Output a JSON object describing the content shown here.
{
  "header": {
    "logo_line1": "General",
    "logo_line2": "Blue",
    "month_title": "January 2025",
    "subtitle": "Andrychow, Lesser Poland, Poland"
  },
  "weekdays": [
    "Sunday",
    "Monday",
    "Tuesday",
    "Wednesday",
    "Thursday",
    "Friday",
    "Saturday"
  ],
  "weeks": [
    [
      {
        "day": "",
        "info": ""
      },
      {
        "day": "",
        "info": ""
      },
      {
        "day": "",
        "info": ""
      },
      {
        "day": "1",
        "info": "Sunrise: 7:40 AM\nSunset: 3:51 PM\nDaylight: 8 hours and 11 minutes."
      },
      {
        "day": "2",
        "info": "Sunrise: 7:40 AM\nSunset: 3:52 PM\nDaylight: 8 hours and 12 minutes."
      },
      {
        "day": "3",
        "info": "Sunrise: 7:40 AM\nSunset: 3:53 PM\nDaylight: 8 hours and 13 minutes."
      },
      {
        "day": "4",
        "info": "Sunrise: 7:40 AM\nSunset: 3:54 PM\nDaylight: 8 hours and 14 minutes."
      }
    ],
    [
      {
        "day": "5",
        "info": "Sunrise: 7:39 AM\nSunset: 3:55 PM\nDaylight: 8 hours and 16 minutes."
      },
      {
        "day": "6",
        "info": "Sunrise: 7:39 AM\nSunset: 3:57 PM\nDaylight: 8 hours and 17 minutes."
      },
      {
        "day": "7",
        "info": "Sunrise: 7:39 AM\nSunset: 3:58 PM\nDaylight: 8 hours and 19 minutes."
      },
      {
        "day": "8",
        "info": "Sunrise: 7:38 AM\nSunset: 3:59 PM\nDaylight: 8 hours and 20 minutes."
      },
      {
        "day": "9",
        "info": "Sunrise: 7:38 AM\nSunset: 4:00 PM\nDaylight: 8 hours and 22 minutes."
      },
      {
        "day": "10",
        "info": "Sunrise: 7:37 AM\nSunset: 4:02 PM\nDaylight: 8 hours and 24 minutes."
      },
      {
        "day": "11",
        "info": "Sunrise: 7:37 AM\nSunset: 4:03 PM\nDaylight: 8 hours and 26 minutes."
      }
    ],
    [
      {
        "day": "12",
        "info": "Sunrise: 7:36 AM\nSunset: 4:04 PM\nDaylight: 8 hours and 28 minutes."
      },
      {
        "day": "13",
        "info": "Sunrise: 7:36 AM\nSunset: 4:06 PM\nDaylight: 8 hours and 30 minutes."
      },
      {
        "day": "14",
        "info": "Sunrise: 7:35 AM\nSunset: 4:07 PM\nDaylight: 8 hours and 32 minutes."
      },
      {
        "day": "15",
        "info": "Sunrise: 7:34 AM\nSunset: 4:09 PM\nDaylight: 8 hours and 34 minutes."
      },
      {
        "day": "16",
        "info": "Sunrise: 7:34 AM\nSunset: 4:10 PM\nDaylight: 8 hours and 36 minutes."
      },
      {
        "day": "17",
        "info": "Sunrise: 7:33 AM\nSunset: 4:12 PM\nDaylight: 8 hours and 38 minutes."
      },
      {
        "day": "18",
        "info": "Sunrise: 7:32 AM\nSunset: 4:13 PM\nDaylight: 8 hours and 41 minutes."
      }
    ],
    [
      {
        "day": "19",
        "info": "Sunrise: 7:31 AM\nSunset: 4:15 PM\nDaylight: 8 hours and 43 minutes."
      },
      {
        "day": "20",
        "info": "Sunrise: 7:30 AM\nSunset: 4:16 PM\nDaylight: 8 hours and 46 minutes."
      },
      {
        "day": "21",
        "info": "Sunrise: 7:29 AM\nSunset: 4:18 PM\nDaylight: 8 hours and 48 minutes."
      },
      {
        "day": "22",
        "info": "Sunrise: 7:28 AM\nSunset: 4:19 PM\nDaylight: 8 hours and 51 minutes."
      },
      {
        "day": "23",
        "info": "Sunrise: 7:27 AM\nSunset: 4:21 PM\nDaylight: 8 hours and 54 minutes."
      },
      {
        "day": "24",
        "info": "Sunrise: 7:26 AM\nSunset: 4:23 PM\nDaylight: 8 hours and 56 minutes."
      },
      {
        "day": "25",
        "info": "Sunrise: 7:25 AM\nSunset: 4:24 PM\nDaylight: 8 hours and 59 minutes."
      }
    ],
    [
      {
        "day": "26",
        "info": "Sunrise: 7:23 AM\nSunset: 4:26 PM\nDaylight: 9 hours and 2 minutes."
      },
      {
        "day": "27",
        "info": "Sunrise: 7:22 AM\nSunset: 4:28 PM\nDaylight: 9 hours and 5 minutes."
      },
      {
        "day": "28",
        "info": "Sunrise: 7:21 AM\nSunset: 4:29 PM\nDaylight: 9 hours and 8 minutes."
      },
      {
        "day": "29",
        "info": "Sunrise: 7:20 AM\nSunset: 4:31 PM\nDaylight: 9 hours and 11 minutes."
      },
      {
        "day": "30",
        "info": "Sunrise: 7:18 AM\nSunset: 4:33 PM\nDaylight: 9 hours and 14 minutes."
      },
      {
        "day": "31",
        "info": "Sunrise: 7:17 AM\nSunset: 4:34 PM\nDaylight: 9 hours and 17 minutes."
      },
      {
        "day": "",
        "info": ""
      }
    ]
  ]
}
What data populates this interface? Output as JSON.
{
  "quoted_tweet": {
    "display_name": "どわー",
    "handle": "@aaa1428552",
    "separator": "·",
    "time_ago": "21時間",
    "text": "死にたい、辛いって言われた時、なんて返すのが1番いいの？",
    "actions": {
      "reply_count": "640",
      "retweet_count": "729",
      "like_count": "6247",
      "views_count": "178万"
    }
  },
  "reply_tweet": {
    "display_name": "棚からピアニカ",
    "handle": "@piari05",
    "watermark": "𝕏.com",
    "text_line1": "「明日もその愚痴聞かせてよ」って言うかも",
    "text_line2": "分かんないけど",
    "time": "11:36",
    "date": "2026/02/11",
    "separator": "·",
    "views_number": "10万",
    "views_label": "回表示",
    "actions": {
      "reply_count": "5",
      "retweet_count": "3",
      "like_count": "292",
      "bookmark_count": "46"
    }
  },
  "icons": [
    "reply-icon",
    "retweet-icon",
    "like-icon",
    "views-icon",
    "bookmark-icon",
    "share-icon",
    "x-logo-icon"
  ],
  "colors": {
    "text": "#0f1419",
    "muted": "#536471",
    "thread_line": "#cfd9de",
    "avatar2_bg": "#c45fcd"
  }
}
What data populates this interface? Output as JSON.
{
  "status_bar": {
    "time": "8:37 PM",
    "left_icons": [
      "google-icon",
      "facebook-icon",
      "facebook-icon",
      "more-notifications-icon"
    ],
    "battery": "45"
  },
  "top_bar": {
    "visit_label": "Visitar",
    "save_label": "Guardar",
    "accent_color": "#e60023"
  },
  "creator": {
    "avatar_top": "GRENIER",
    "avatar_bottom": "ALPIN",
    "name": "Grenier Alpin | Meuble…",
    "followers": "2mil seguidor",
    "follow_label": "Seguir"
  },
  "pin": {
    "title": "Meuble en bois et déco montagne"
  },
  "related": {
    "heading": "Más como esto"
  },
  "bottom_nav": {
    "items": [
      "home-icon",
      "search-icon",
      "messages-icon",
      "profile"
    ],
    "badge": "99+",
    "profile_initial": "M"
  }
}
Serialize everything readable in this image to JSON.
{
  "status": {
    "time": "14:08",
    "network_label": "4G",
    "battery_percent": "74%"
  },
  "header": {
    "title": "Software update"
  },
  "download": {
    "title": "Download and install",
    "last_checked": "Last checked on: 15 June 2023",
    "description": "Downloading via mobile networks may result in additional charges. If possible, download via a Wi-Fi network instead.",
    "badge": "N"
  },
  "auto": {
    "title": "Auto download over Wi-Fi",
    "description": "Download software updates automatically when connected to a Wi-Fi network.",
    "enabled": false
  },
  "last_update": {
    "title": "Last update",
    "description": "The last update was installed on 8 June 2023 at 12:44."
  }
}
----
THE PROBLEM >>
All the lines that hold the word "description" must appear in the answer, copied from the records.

REPLY TO THE EXERCISE >>
    "description": "Downloading via mobile networks may result in additional charges. If possible, download via a Wi-Fi network instead.",
    "description": "Download software updates automatically when connected to a Wi-Fi network.",
    "description": "The last update was installed on 8 June 2023 at 12:44."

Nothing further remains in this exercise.